In this course we will explore a Jurisprudence of Expression, investigating what the law is and does (and should be, and should do) through an evaluation of law as a rhetorical, cultural discourse. In so doing we will consider the potential for law, and the practice of it, to be a conversation in search for meaning versus a competitive marketplace for the maximization of beneficial outcomes. What do we mean by a "rhetorical, cultural discourse"? We will adopt a conception of rhetoric that extends beyond the Communication Studies 101 definition of it as the art of persuasion. Aristotle called rhetoric the art of knowing that which will persuade. In that sense rhetoric is more than the dubious art of making the smaller argument the greater (in the Platonic sense), it is the gaining of knowledge about evoking responses and communicating principles that are compelling both to the audience and the speaker. Defined in this way, rhetoric is a search for meaning through expression, the translations and interpretations of ideas and values. In no sphere of our communal lives is this idea of rhetoric more present than among the actors, consumers and observers of the law. When we speak as lawyers, and when the government and the culture speak back to us, we engage in dynamic translations of what our particular rule of law should be and what it means to be a member of our rule of law republic. The practice of law, and legal process therefore can be seen as a search for meaning and identity through rhetorical discourse: the client's narrative, the speech of the advocate, the interpretations of the court, the culture's perception, and the government's reaction. How these various aspects of the conversation are spoken, interpreted, translated, acted upon and changed reflect the ways in which legal actors and those affected by legal process perceive their culture of justice. As lawyers we are essential actors in this search for the meaning of what our rule of law was, is and is becoming. You will be evaluated on one final project or paper of your own design (60%), a class presentation of your work (25%) and class participation (15%). Students are encouraged to work in groups.

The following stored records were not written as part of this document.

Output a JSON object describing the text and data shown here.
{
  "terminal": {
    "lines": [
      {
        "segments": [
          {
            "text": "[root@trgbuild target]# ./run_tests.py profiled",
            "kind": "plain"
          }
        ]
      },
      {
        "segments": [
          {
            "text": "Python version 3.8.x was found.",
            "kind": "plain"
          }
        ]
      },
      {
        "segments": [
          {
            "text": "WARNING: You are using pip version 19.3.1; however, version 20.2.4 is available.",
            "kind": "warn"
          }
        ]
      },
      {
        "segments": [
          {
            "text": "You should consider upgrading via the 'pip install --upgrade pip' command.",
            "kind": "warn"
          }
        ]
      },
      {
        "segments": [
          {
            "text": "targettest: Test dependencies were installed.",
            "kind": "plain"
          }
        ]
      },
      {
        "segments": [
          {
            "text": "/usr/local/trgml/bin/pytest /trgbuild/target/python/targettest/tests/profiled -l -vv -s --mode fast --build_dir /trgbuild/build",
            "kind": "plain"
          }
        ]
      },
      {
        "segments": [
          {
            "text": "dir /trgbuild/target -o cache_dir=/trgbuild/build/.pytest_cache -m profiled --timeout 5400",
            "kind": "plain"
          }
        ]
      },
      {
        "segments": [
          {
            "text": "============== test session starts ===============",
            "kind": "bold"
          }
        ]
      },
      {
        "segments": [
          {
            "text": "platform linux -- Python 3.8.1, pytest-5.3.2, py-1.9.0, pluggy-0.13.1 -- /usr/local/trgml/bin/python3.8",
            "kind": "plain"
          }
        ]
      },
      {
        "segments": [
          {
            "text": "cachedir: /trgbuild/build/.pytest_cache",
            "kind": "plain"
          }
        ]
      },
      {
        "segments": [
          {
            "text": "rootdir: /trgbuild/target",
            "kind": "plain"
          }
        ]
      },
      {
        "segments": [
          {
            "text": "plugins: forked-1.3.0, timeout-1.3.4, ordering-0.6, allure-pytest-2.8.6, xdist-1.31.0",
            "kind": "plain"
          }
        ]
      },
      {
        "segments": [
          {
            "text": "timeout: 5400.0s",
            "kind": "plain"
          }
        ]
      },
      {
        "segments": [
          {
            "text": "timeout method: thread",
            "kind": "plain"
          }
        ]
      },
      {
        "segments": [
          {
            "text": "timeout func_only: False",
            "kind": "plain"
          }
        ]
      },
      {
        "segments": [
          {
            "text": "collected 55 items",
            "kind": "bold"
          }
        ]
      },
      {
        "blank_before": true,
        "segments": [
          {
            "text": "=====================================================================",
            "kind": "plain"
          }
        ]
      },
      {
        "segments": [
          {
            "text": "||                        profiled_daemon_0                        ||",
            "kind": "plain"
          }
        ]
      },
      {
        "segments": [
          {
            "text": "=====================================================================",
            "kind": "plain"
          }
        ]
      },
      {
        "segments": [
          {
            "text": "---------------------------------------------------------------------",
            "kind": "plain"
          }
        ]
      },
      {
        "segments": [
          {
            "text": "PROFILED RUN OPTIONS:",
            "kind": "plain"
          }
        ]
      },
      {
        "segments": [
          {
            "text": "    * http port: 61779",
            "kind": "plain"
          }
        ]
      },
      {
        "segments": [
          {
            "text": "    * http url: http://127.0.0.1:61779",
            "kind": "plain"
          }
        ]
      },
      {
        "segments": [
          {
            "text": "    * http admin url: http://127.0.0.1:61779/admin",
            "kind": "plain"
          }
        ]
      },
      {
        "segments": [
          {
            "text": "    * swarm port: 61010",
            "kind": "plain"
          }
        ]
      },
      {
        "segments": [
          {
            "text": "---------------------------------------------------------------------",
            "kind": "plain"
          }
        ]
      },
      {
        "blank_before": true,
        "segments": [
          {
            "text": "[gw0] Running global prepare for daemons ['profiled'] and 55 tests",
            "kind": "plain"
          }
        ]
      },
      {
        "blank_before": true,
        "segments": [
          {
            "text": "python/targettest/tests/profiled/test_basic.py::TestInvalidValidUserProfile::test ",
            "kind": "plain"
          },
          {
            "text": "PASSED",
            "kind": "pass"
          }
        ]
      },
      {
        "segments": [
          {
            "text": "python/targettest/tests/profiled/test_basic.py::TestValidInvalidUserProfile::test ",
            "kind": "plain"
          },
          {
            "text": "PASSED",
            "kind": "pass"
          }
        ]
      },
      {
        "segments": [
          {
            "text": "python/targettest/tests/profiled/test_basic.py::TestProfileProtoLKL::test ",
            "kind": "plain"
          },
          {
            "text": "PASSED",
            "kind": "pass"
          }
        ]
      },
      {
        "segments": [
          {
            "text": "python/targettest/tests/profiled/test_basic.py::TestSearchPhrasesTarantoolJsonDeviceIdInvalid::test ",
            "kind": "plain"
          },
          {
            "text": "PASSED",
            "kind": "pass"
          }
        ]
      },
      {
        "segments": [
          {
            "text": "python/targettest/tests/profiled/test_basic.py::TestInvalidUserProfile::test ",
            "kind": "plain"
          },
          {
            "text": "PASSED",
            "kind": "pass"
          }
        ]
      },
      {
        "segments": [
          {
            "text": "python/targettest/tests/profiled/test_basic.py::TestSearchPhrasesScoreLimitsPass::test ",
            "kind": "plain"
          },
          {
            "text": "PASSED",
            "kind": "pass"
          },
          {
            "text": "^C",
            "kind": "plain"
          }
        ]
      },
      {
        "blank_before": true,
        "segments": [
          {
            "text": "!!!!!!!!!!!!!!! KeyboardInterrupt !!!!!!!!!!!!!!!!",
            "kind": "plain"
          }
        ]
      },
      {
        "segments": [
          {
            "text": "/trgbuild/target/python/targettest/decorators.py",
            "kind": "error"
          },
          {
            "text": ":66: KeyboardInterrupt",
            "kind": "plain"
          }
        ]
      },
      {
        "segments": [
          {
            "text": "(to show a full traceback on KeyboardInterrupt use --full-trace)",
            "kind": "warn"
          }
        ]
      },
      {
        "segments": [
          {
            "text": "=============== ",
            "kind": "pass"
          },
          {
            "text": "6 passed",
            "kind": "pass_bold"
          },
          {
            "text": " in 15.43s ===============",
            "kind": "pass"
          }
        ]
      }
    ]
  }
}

Catalog Number: LAWSTUDY 615
Additional Course Information: 1 Draft degree req may be met with class ,  3 draft degree req may be met with class ,  Consult Professor about writing requirements ,  Perspective Elective


Course History

Fall 2013
Title: Law and Rhetoric
Faculty: Lupo, James A. (courses  |  homepage)
Section: 1     Credits: 3.0
Capacity: 25     Actual: 24



Fall 2012
Title: Law and Rhetoric
Faculty: Lupo, James A. (courses  |  homepage)
Section: 1     Credits: 3.0
Capacity: 25     Actual: 25



Spring 2011
Title: Law and Rhetoric
Faculty: Lupo, James A. (courses  |  homepage)
Section: 1     Type: Seminar     Credits: 3.0
Capacity: 25     Actual: 24